▸ **What needs to be done**
Extract all of the entries and give them again, word for word.

(Interface dataset entries)
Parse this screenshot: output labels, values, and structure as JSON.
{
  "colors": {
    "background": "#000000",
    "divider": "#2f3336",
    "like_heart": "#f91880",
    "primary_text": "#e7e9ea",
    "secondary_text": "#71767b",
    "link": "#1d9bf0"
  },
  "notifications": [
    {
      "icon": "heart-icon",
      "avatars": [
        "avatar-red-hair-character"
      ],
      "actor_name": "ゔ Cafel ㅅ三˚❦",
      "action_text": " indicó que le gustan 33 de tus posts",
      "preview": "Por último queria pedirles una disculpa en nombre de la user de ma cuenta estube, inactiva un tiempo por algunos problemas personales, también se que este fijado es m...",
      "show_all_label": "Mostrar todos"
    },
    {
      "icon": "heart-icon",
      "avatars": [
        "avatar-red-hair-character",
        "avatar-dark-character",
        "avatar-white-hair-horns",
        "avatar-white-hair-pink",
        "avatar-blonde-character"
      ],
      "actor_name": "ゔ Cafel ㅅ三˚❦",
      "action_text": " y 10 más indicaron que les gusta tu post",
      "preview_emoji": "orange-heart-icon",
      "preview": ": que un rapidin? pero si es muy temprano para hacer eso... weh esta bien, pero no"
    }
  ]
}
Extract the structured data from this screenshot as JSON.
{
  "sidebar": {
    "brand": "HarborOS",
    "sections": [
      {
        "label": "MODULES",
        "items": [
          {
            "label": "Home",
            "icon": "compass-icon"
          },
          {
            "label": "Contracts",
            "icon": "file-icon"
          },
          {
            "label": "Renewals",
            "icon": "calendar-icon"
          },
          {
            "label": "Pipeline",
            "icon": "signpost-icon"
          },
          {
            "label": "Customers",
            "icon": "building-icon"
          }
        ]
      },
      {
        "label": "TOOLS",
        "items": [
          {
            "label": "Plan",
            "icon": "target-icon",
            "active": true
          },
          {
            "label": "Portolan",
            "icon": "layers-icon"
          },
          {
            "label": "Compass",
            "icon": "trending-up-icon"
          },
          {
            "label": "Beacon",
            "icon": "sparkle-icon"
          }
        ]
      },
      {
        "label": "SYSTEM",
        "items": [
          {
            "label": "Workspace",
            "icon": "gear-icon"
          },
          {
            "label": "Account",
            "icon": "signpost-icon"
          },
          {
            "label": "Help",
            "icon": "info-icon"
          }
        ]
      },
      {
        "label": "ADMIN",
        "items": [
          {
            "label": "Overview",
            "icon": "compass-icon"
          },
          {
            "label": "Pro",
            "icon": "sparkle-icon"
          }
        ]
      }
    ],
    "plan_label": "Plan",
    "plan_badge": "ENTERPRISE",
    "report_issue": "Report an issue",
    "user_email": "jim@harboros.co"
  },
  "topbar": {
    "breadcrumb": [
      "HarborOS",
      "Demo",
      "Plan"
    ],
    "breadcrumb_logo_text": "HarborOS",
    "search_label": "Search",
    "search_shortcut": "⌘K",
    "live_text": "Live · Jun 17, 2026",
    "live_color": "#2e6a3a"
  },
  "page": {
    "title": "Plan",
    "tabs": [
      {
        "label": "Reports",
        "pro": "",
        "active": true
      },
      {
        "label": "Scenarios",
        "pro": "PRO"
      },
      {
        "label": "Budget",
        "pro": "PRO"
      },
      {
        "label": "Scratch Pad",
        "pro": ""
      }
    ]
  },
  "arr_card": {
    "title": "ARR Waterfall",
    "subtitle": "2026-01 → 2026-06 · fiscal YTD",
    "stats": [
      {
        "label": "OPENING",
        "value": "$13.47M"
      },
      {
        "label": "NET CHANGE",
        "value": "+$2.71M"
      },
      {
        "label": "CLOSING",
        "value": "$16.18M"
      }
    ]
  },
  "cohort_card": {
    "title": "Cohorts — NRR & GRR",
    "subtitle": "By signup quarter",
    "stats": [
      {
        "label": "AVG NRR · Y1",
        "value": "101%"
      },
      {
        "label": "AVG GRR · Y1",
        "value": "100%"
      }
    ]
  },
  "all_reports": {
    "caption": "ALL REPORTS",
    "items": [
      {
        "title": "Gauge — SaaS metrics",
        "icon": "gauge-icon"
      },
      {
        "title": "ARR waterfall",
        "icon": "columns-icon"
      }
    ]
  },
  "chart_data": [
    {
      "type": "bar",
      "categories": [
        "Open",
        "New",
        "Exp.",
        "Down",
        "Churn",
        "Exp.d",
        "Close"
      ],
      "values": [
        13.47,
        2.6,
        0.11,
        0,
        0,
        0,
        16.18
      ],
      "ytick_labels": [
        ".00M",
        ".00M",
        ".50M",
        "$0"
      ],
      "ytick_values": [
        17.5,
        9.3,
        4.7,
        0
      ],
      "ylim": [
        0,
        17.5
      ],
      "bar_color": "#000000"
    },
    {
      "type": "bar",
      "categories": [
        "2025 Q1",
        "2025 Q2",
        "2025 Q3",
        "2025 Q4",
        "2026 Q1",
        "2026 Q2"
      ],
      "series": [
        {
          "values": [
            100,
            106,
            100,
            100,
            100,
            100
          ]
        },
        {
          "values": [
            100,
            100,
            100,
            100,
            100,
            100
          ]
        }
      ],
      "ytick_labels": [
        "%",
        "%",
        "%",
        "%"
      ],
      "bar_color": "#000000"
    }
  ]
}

▸ **Result**
Parse this screenshot: output labels, values, and structure as JSON.
{
  "colors": {
    "background": "#000000",
    "divider": "#2f3336",
    "like_heart": "#f91880",
    "primary_text": "#e7e9ea",
    "secondary_text": "#71767b",
    "link": "#1d9bf0"
  },
  "notifications": [
    {
      "icon": "heart-icon",
      "avatars": [
        "avatar-red-hair-character"
      ],
      "actor_name": "ゔ Cafel ㅅ三˚❦",
      "action_text": " indicó que le gustan 33 de tus posts",
      "preview": "Por último queria pedirles una disculpa en nombre de la user de ma cuenta estube, inactiva un tiempo por algunos problemas personales, también se que este fijado es m...",
      "show_all_label": "Mostrar todos"
    },
    {
      "icon": "heart-icon",
      "avatars": [
        "avatar-red-hair-character",
        "avatar-dark-character",
        "avatar-white-hair-horns",
        "avatar-white-hair-pink",
        "avatar-blonde-character"
      ],
      "actor_name": "ゔ Cafel ㅅ三˚❦",
      "action_text": " y 10 más indicaron que les gusta tu post",
      "preview_emoji": "orange-heart-icon",
      "preview": ": que un rapidin? pero si es muy temprano para hacer eso... weh esta bien, pero no"
    }
  ]
}
Extract the structured data from this screenshot as JSON.
{
  "sidebar": {
    "brand": "HarborOS",
    "sections": [
      {
        "label": "MODULES",
        "items": [
          {
            "label": "Home",
            "icon": "compass-icon"
          },
          {
            "label": "Contracts",
            "icon": "file-icon"
          },
          {
            "label": "Renewals",
            "icon": "calendar-icon"
          },
          {
            "label": "Pipeline",
            "icon": "signpost-icon"
          },
          {
            "label": "Customers",
            "icon": "building-icon"
          }
        ]
      },
      {
        "label": "TOOLS",
        "items": [
          {
            "label": "Plan",
            "icon": "target-icon",
            "active": true
          },
          {
            "label": "Portolan",
            "icon": "layers-icon"
          },
          {
            "label": "Compass",
            "icon": "trending-up-icon"
          },
          {
            "label": "Beacon",
            "icon": "sparkle-icon"
          }
        ]
      },
      {
        "label": "SYSTEM",
        "items": [
          {
            "label": "Workspace",
            "icon": "gear-icon"
          },
          {
            "label": "Account",
            "icon": "signpost-icon"
          },
          {
            "label": "Help",
            "icon": "info-icon"
          }
        ]
      },
      {
        "label": "ADMIN",
        "items": [
          {
            "label": "Overview",
            "icon": "compass-icon"
          },
          {
            "label": "Pro",
            "icon": "sparkle-icon"
          }
        ]
      }
    ],
    "plan_label": "Plan",
    "plan_badge": "ENTERPRISE",
    "report_issue": "Report an issue",
    "user_email": "jim@harboros.co"
  },
  "topbar": {
    "breadcrumb": [
      "HarborOS",
      "Demo",
      "Plan"
    ],
    "breadcrumb_logo_text": "HarborOS",
    "search_label": "Search",
    "search_shortcut": "⌘K",
    "live_text": "Live · Jun 17, 2026",
    "live_color": "#2e6a3a"
  },
  "page": {
    "title": "Plan",
    "tabs": [
      {
        "label": "Reports",
        "pro": "",
        "active": true
      },
      {
        "label": "Scenarios",
        "pro": "PRO"
      },
      {
        "label": "Budget",
        "pro": "PRO"
      },
      {
        "label": "Scratch Pad",
        "pro": ""
      }
    ]
  },
  "arr_card": {
    "title": "ARR Waterfall",
    "subtitle": "2026-01 → 2026-06 · fiscal YTD",
    "stats": [
      {
        "label": "OPENING",
        "value": "$13.47M"
      },
      {
        "label": "NET CHANGE",
        "value": "+$2.71M"
      },
      {
        "label": "CLOSING",
        "value": "$16.18M"
      }
    ]
  },
  "cohort_card": {
    "title": "Cohorts — NRR & GRR",
    "subtitle": "By signup quarter",
    "stats": [
      {
        "label": "AVG NRR · Y1",
        "value": "101%"
      },
      {
        "label": "AVG GRR · Y1",
        "value": "100%"
      }
    ]
  },
  "all_reports": {
    "caption": "ALL REPORTS",
    "items": [
      {
        "title": "Gauge — SaaS metrics",
        "icon": "gauge-icon"
      },
      {
        "title": "ARR waterfall",
        "icon": "columns-icon"
      }
    ]
  },
  "chart_data": [
    {
      "type": "bar",
      "categories": [
        "Open",
        "New",
        "Exp.",
        "Down",
        "Churn",
        "Exp.d",
        "Close"
      ],
      "values": [
        13.47,
        2.6,
        0.11,
        0,
        0,
        0,
        16.18
      ],
      "ytick_labels": [
        ".00M",
        ".00M",
        ".50M",
        "$0"
      ],
      "ytick_values": [
        17.5,
        9.3,
        4.7,
        0
      ],
      "ylim": [
        0,
        17.5
      ],
      "bar_color": "#000000"
    },
    {
      "type": "bar",
      "categories": [
        "2025 Q1",
        "2025 Q2",
        "2025 Q3",
        "2025 Q4",
        "2026 Q1",
        "2026 Q2"
      ],
      "series": [
        {
          "values": [
            100,
            106,
            100,
            100,
            100,
            100
          ]
        },
        {
          "values": [
            100,
            100,
            100,
            100,
            100,
            100
          ]
        }
      ],
      "ytick_labels": [
        "%",
        "%",
        "%",
        "%"
      ],
      "bar_color": "#000000"
    }
  ]
}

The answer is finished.